Dashnaktsutyun is a vocal critic of Sarkisian’s conciliatory line on Turkey, having pulled out of his coalition cabinet a year ago in protest. Its senior representatives have said that Yerevan should have formally walked away from the Turkish-Armenian protocols, instead of only suspending the procedure of their ratification by the Armenian parliament on April 22.
But Aghvan Vartanian, a member of the nationalist party’s governing Bureau, was more positive about the move, saying that the protocols are now “effectively dead” and that Armenians should therefore “appreciate the president’s audacity.”
“Of course, we could have shut the door, rescinded our signature, and that would have been right,” Vartanian told a news conference. “But unfortunately, our country is still not that strong and independent. Unfortunately, we are still not Turkey.”
“Nonetheless, I think the issue is closed, and that is good,” said the former labor minister.
The former deputy parliament speaker argued that Sarkisian stopped short of even recalling them from the assembly. “The president should have recalled the protocols in order to send or not send them back or to send them back with reservations later on,” he said.

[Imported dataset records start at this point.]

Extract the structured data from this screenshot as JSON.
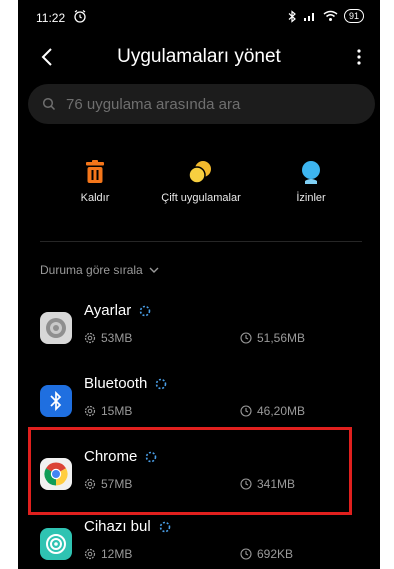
{
  "status": {
    "time": "11:22",
    "battery": "91"
  },
  "header": {
    "title": "Uygulamaları yönet"
  },
  "search": {
    "placeholder": "76 uygulama arasında ara"
  },
  "actions": [
    {
      "label": "Kaldır",
      "icon": "trash-icon"
    },
    {
      "label": "Çift uygulamalar",
      "icon": "dual-apps-icon"
    },
    {
      "label": "İzinler",
      "icon": "permissions-icon"
    }
  ],
  "sort": {
    "label": "Duruma göre sırala"
  },
  "apps": [
    {
      "name": "Ayarlar",
      "size": "53MB",
      "usage": "51,56MB",
      "icon": "settings-app-icon"
    },
    {
      "name": "Bluetooth",
      "size": "15MB",
      "usage": "46,20MB",
      "icon": "bluetooth-app-icon"
    },
    {
      "name": "Chrome",
      "size": "57MB",
      "usage": "341MB",
      "icon": "chrome-app-icon"
    },
    {
      "name": "Cihazı bul",
      "size": "12MB",
      "usage": "692KB",
      "icon": "find-device-app-icon"
    }
  ],
  "colors": {
    "accent": "#f5761a",
    "highlight": "#e0201e",
    "bluetooth": "#1f6fe0",
    "permission": "#3db5f0"
  }
}
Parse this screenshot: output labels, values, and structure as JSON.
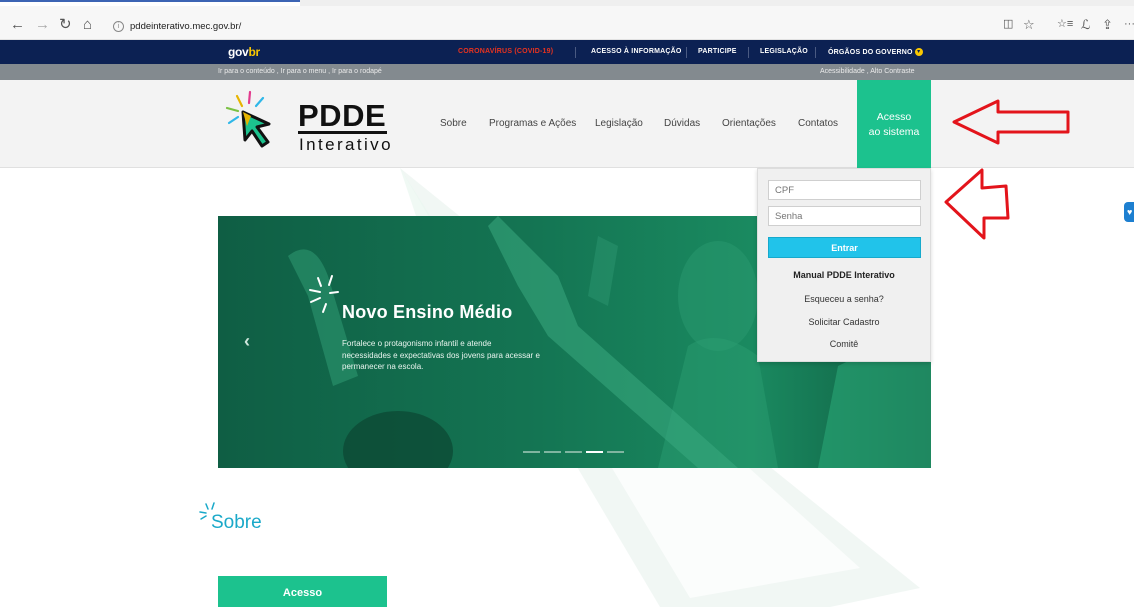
{
  "browser": {
    "back": "←",
    "forward": "→",
    "refresh": "↻",
    "home": "⌂",
    "url": "pddeinterativo.mec.gov.br/",
    "info_icon": "i",
    "right_icons": [
      "◫",
      "☆",
      "☆≡",
      "ℒ",
      "⇪",
      "···"
    ]
  },
  "gov_bar": {
    "logo_gov": "gov",
    "logo_br": "br",
    "links": {
      "covid": "CORONAVÍRUS (COVID-19)",
      "acesso_info": "ACESSO À INFORMAÇÃO",
      "participe": "PARTICIPE",
      "legislacao": "LEGISLAÇÃO",
      "orgaos": "ÓRGÃOS DO GOVERNO"
    }
  },
  "acc_bar": {
    "left": "Ir para o conteúdo , Ir para o menu , Ir para o rodapé",
    "right": "Acessibilidade , Alto Contraste"
  },
  "header": {
    "logo_title": "PDDE",
    "logo_sub": "Interativo",
    "menu": {
      "sobre": "Sobre",
      "programas": "Programas e Ações",
      "legislacao": "Legislação",
      "duvidas": "Dúvidas",
      "orientacoes": "Orientações",
      "contatos": "Contatos"
    },
    "acesso_line1": "Acesso",
    "acesso_line2": "ao sistema"
  },
  "hero": {
    "prev": "‹",
    "title": "Novo Ensino Médio",
    "text": "Fortalece o protagonismo infantil e atende necessidades e expectativas dos jovens para acessar e permanecer na escola.",
    "slide_count": 5,
    "active_slide": 4
  },
  "login": {
    "cpf_placeholder": "CPF",
    "senha_placeholder": "Senha",
    "entrar": "Entrar",
    "manual": "Manual PDDE Interativo",
    "esqueceu": "Esqueceu a senha?",
    "solicitar": "Solicitar Cadastro",
    "comite": "Comitê"
  },
  "sobre": {
    "title": "Sobre",
    "acesso_button": "Acesso"
  },
  "colors": {
    "gov_blue": "#0c2153",
    "brand_green": "#1cc28e",
    "entrar_cyan": "#21c3ea",
    "covid_red": "#e8331f",
    "annotation_red": "#e3141b"
  }
}
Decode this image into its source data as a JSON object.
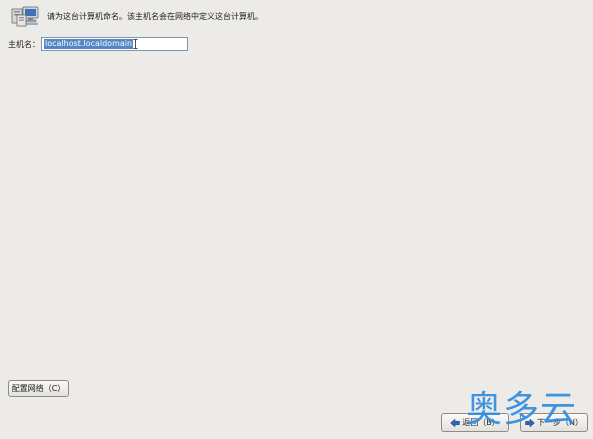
{
  "header": {
    "instruction": "请为这台计算机命名。该主机名会在网络中定义这台计算机。",
    "icon": "network-computers-icon"
  },
  "hostname": {
    "label": "主机名：",
    "value": "localhost.localdomain"
  },
  "buttons": {
    "configure_network": "配置网络（C）",
    "back": "返回（B）",
    "next": "下一步（N）"
  },
  "watermark": {
    "text": "奥多云"
  },
  "colors": {
    "background": "#edebe8",
    "selection": "#5586c4",
    "input_border": "#7c95b9",
    "watermark": "#2d8ce0"
  }
}
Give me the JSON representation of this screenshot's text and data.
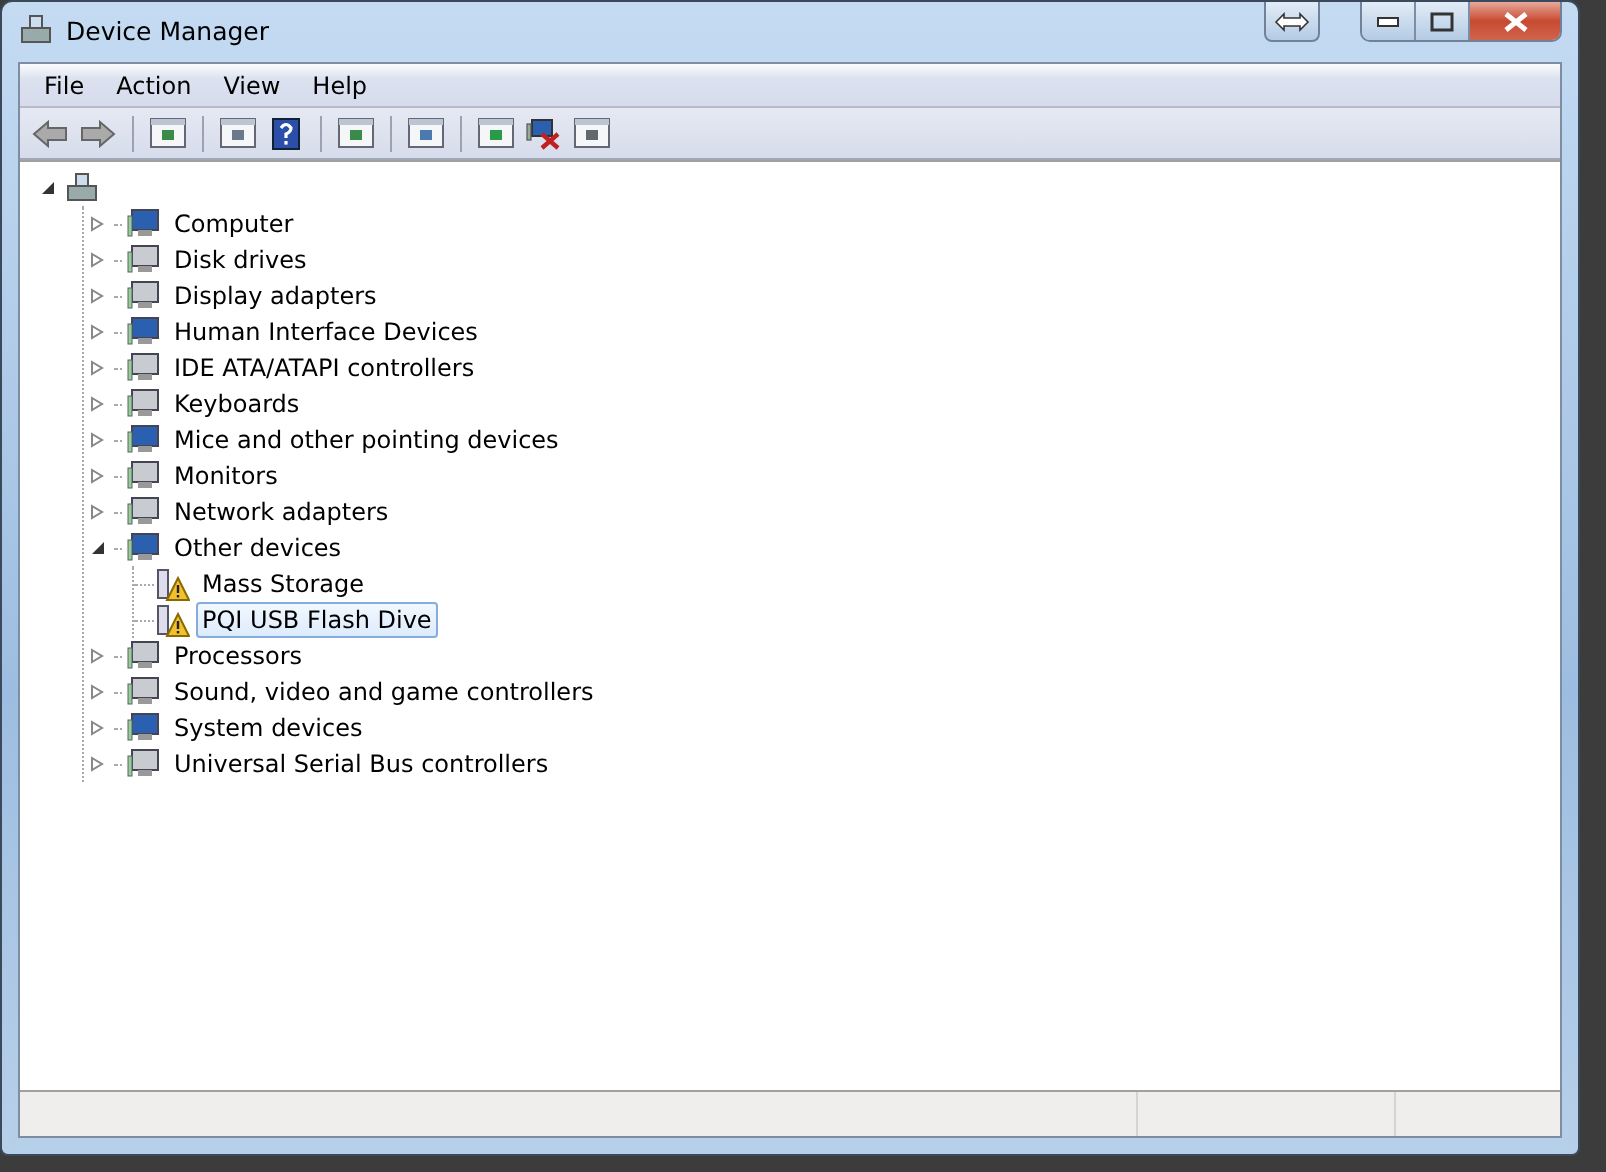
{
  "window": {
    "title": "Device Manager"
  },
  "menu": [
    "File",
    "Action",
    "View",
    "Help"
  ],
  "toolbar": [
    {
      "disabled": true
    },
    {
      "disabled": true
    },
    {
      "disabled": false
    },
    {
      "disabled": false
    },
    {
      "disabled": false
    },
    {
      "disabled": false
    },
    {
      "disabled": false
    },
    {
      "disabled": false
    },
    {
      "disabled": false
    },
    {
      "disabled": false
    }
  ],
  "tree": {
    "expanded": true,
    "children": [
      {
        "label": "Computer",
        "expanded": false
      },
      {
        "label": "Disk drives",
        "expanded": false
      },
      {
        "label": "Display adapters",
        "expanded": false
      },
      {
        "label": "Human Interface Devices",
        "expanded": false
      },
      {
        "label": "IDE ATA/ATAPI controllers",
        "expanded": false
      },
      {
        "label": "Keyboards",
        "expanded": false
      },
      {
        "label": "Mice and other pointing devices",
        "expanded": false
      },
      {
        "label": "Monitors",
        "expanded": false
      },
      {
        "label": "Network adapters",
        "expanded": false
      },
      {
        "label": "Other devices",
        "expanded": true,
        "children": [
          {
            "label": "Mass Storage",
            "warning": true,
            "selected": false
          },
          {
            "label": "PQI USB Flash Dive",
            "warning": true,
            "selected": true
          }
        ]
      },
      {
        "label": "Processors",
        "expanded": false
      },
      {
        "label": "Sound, video and game controllers",
        "expanded": false
      },
      {
        "label": "System devices",
        "expanded": false
      },
      {
        "label": "Universal Serial Bus controllers",
        "expanded": false
      }
    ]
  }
}
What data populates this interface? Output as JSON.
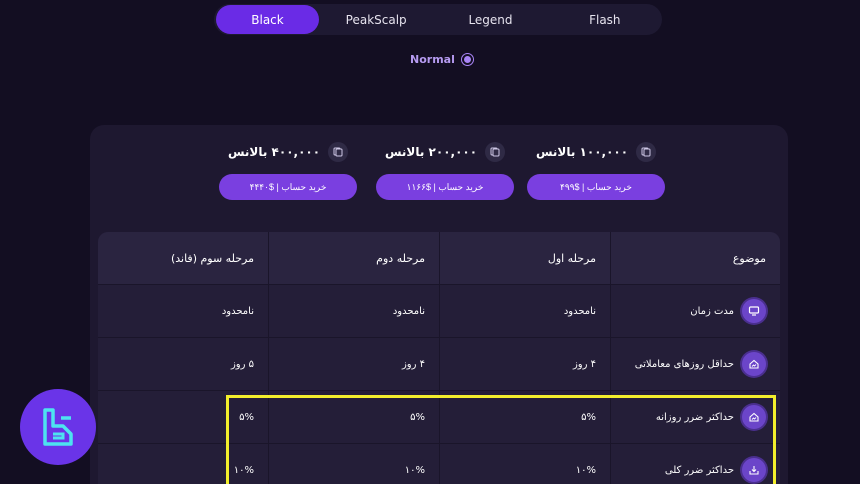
{
  "tabs": [
    {
      "label": "Black",
      "active": true
    },
    {
      "label": "PeakScalp",
      "active": false
    },
    {
      "label": "Legend",
      "active": false
    },
    {
      "label": "Flash",
      "active": false
    }
  ],
  "mode": {
    "label": "Normal"
  },
  "plans": [
    {
      "balance": "۴۰۰,۰۰۰ بالانس",
      "button": "خرید حساب | $۴۴۴۰"
    },
    {
      "balance": "۲۰۰,۰۰۰ بالانس",
      "button": "خرید حساب | $۱۱۶۶"
    },
    {
      "balance": "۱۰۰,۰۰۰ بالانس",
      "button": "خرید حساب | $۴۹۹"
    }
  ],
  "table": {
    "headers": [
      "موضوع",
      "مرحله اول",
      "مرحله دوم",
      "مرحله سوم (فاند)"
    ],
    "rows": [
      {
        "topic": "مدت زمان",
        "values": [
          "نامحدود",
          "نامحدود",
          "نامحدود"
        ]
      },
      {
        "topic": "حداقل روزهای معاملاتی",
        "values": [
          "۴ روز",
          "۴ روز",
          "۵ روز"
        ]
      },
      {
        "topic": "حداکثر ضرر روزانه",
        "values": [
          "۵%",
          "۵%",
          "۵%"
        ]
      },
      {
        "topic": "حداکثر ضرر کلی",
        "values": [
          "۱۰%",
          "۱۰%",
          "۱۰%"
        ]
      }
    ]
  },
  "colors": {
    "accent": "#6a2be6",
    "highlight": "#f2ee2c",
    "background": "#130e22"
  }
}
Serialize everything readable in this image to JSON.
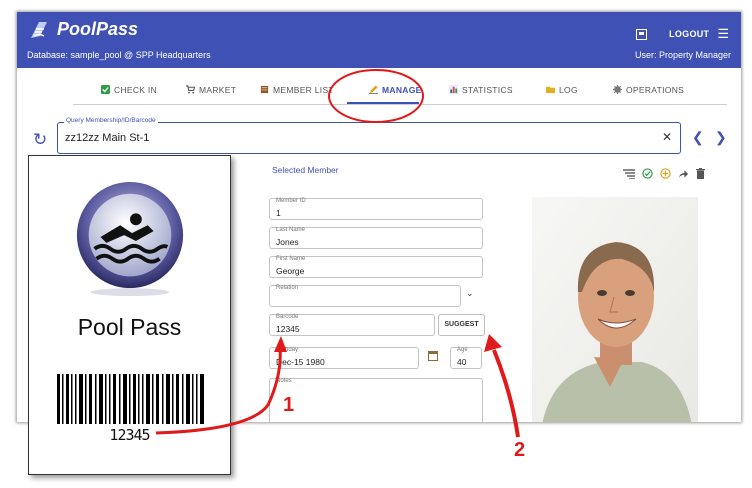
{
  "app": {
    "name": "PoolPass",
    "database": "Database: sample_pool @ SPP Headquarters",
    "user": "User: Property Manager",
    "logout": "LOGOUT"
  },
  "tabs": [
    {
      "label": "CHECK IN",
      "icon": "checkbox-icon",
      "color": "#2e9d4a"
    },
    {
      "label": "MARKET",
      "icon": "cart-icon",
      "color": "#555555"
    },
    {
      "label": "MEMBER LIST",
      "icon": "book-icon",
      "color": "#8a5a2b"
    },
    {
      "label": "MANAGE",
      "icon": "pencil-icon",
      "color": "#e0a020",
      "active": true
    },
    {
      "label": "STATISTICS",
      "icon": "bar-chart-icon",
      "color": "#3f51b5"
    },
    {
      "label": "LOG",
      "icon": "folder-icon",
      "color": "#e0b020"
    },
    {
      "label": "OPERATIONS",
      "icon": "gear-icon",
      "color": "#777777"
    }
  ],
  "query": {
    "label": "Query Membership/ID/Barcode",
    "value": "zz12zz Main St-1"
  },
  "member": {
    "section_title": "Selected Member",
    "member_id_label": "Member ID",
    "member_id": "1",
    "last_name_label": "Last Name",
    "last_name": "Jones",
    "first_name_label": "First Name",
    "first_name": "George",
    "relation_label": "Relation",
    "relation": "",
    "barcode_label": "Barcode",
    "barcode": "12345",
    "suggest_label": "SUGGEST",
    "birthday_label": "Birthday",
    "birthday": "Dec-15 1980",
    "age_label": "Age",
    "age": "40",
    "notes_label": "Notes"
  },
  "card": {
    "title": "Pool Pass",
    "number": "12345"
  },
  "callouts": {
    "one": "1",
    "two": "2",
    "color": "#e01a1a"
  },
  "colors": {
    "primary": "#3f51b5",
    "annotation": "#e01a1a"
  }
}
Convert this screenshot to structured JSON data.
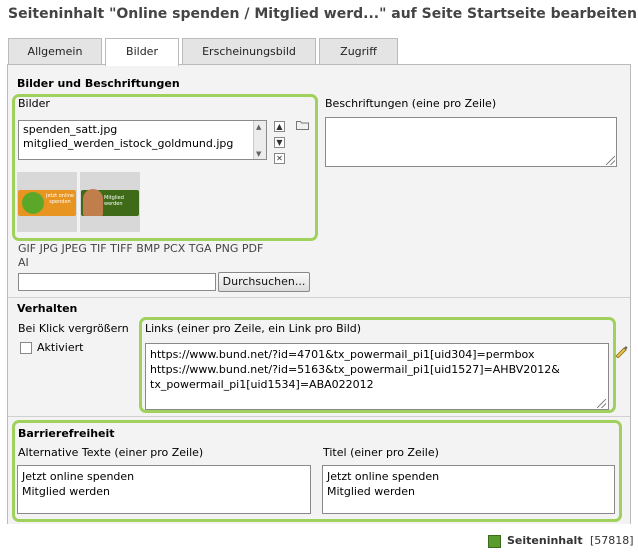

Hovannisian, who now leads Dashnaktsutyun’s parliament faction, said the influential party remains of the opinion that the Armenian leader should have scrapped the accords altogether. “As long as Armenia’s signature remains in those documents, we will be susceptible to [external] pressures,” he said. “They [foreign powers] will make every effort to open a new door to Turkey, in terms of ratification, and I’m worried that that will be done at our expense. Namely, by forcing us to make unilateral concessions on Nagorno-Karabakh.”